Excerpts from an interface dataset
═══
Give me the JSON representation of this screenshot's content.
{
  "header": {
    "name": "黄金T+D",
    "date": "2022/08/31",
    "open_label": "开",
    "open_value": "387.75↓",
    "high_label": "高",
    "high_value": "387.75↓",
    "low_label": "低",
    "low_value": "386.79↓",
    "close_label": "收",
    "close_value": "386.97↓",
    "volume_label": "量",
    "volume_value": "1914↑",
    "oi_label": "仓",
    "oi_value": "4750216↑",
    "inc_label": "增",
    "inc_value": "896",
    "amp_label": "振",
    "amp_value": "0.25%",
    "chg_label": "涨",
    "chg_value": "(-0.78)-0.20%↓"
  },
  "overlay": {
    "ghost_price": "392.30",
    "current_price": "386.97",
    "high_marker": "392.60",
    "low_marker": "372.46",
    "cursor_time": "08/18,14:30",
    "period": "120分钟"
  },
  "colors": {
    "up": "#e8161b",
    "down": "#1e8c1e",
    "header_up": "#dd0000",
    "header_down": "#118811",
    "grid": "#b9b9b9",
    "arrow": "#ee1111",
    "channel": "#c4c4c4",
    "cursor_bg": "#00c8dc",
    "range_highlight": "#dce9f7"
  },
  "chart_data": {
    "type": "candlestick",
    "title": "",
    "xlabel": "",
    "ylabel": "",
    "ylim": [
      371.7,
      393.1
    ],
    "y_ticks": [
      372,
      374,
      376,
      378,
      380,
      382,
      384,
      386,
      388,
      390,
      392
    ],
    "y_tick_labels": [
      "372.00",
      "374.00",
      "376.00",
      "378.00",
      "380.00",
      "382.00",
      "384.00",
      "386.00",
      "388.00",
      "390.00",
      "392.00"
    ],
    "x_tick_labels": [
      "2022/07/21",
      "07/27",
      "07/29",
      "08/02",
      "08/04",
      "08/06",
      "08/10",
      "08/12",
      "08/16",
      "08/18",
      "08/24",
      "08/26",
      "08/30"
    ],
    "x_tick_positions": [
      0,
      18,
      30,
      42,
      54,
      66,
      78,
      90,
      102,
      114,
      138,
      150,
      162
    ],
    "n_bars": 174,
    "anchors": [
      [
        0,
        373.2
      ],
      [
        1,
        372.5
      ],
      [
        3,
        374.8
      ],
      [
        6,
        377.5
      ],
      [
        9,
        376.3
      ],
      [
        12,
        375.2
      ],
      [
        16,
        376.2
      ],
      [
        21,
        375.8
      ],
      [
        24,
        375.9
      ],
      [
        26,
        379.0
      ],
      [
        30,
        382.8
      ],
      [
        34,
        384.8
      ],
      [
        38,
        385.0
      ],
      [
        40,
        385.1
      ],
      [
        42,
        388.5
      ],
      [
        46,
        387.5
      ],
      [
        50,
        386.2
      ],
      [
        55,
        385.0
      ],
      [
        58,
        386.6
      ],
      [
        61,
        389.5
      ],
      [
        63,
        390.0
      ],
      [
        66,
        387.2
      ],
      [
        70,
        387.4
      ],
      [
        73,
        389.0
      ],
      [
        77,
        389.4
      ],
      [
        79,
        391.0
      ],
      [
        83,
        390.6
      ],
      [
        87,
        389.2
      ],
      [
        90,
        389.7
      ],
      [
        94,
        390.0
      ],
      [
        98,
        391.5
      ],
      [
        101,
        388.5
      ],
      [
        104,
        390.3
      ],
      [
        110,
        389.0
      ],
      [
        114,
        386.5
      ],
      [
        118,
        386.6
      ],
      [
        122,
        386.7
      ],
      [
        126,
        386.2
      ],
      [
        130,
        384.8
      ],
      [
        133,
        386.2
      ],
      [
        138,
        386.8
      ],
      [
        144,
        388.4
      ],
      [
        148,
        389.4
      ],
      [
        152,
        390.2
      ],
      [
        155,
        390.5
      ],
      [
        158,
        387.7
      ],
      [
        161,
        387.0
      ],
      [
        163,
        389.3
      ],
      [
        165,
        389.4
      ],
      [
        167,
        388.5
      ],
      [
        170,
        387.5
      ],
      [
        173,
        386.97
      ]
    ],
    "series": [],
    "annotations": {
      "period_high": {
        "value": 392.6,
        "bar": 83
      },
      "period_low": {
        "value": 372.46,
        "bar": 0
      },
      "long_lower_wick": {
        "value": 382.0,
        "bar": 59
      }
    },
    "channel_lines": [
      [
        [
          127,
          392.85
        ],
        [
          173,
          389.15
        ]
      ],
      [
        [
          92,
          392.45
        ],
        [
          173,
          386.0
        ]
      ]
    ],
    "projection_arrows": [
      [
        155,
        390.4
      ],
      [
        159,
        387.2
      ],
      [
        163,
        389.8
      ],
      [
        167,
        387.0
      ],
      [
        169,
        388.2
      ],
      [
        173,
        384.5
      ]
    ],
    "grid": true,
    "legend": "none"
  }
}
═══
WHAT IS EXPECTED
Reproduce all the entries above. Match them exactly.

FINAL ANSWER
Give me the JSON representation of this screenshot's content.
{
  "header": {
    "name": "黄金T+D",
    "date": "2022/08/31",
    "open_label": "开",
    "open_value": "387.75↓",
    "high_label": "高",
    "high_value": "387.75↓",
    "low_label": "低",
    "low_value": "386.79↓",
    "close_label": "收",
    "close_value": "386.97↓",
    "volume_label": "量",
    "volume_value": "1914↑",
    "oi_label": "仓",
    "oi_value": "4750216↑",
    "inc_label": "增",
    "inc_value": "896",
    "amp_label": "振",
    "amp_value": "0.25%",
    "chg_label": "涨",
    "chg_value": "(-0.78)-0.20%↓"
  },
  "overlay": {
    "ghost_price": "392.30",
    "current_price": "386.97",
    "high_marker": "392.60",
    "low_marker": "372.46",
    "cursor_time": "08/18,14:30",
    "period": "120分钟"
  },
  "colors": {
    "up": "#e8161b",
    "down": "#1e8c1e",
    "header_up": "#dd0000",
    "header_down": "#118811",
    "grid": "#b9b9b9",
    "arrow": "#ee1111",
    "channel": "#c4c4c4",
    "cursor_bg": "#00c8dc",
    "range_highlight": "#dce9f7"
  },
  "chart_data": {
    "type": "candlestick",
    "title": "",
    "xlabel": "",
    "ylabel": "",
    "ylim": [
      371.7,
      393.1
    ],
    "y_ticks": [
      372,
      374,
      376,
      378,
      380,
      382,
      384,
      386,
      388,
      390,
      392
    ],
    "y_tick_labels": [
      "372.00",
      "374.00",
      "376.00",
      "378.00",
      "380.00",
      "382.00",
      "384.00",
      "386.00",
      "388.00",
      "390.00",
      "392.00"
    ],
    "x_tick_labels": [
      "2022/07/21",
      "07/27",
      "07/29",
      "08/02",
      "08/04",
      "08/06",
      "08/10",
      "08/12",
      "08/16",
      "08/18",
      "08/24",
      "08/26",
      "08/30"
    ],
    "x_tick_positions": [
      0,
      18,
      30,
      42,
      54,
      66,
      78,
      90,
      102,
      114,
      138,
      150,
      162
    ],
    "n_bars": 174,
    "anchors": [
      [
        0,
        373.2
      ],
      [
        1,
        372.5
      ],
      [
        3,
        374.8
      ],
      [
        6,
        377.5
      ],
      [
        9,
        376.3
      ],
      [
        12,
        375.2
      ],
      [
        16,
        376.2
      ],
      [
        21,
        375.8
      ],
      [
        24,
        375.9
      ],
      [
        26,
        379.0
      ],
      [
        30,
        382.8
      ],
      [
        34,
        384.8
      ],
      [
        38,
        385.0
      ],
      [
        40,
        385.1
      ],
      [
        42,
        388.5
      ],
      [
        46,
        387.5
      ],
      [
        50,
        386.2
      ],
      [
        55,
        385.0
      ],
      [
        58,
        386.6
      ],
      [
        61,
        389.5
      ],
      [
        63,
        390.0
      ],
      [
        66,
        387.2
      ],
      [
        70,
        387.4
      ],
      [
        73,
        389.0
      ],
      [
        77,
        389.4
      ],
      [
        79,
        391.0
      ],
      [
        83,
        390.6
      ],
      [
        87,
        389.2
      ],
      [
        90,
        389.7
      ],
      [
        94,
        390.0
      ],
      [
        98,
        391.5
      ],
      [
        101,
        388.5
      ],
      [
        104,
        390.3
      ],
      [
        110,
        389.0
      ],
      [
        114,
        386.5
      ],
      [
        118,
        386.6
      ],
      [
        122,
        386.7
      ],
      [
        126,
        386.2
      ],
      [
        130,
        384.8
      ],
      [
        133,
        386.2
      ],
      [
        138,
        386.8
      ],
      [
        144,
        388.4
      ],
      [
        148,
        389.4
      ],
      [
        152,
        390.2
      ],
      [
        155,
        390.5
      ],
      [
        158,
        387.7
      ],
      [
        161,
        387.0
      ],
      [
        163,
        389.3
      ],
      [
        165,
        389.4
      ],
      [
        167,
        388.5
      ],
      [
        170,
        387.5
      ],
      [
        173,
        386.97
      ]
    ],
    "series": [],
    "annotations": {
      "period_high": {
        "value": 392.6,
        "bar": 83
      },
      "period_low": {
        "value": 372.46,
        "bar": 0
      },
      "long_lower_wick": {
        "value": 382.0,
        "bar": 59
      }
    },
    "channel_lines": [
      [
        [
          127,
          392.85
        ],
        [
          173,
          389.15
        ]
      ],
      [
        [
          92,
          392.45
        ],
        [
          173,
          386.0
        ]
      ]
    ],
    "projection_arrows": [
      [
        155,
        390.4
      ],
      [
        159,
        387.2
      ],
      [
        163,
        389.8
      ],
      [
        167,
        387.0
      ],
      [
        169,
        388.2
      ],
      [
        173,
        384.5
      ]
    ],
    "grid": true,
    "legend": "none"
  }
}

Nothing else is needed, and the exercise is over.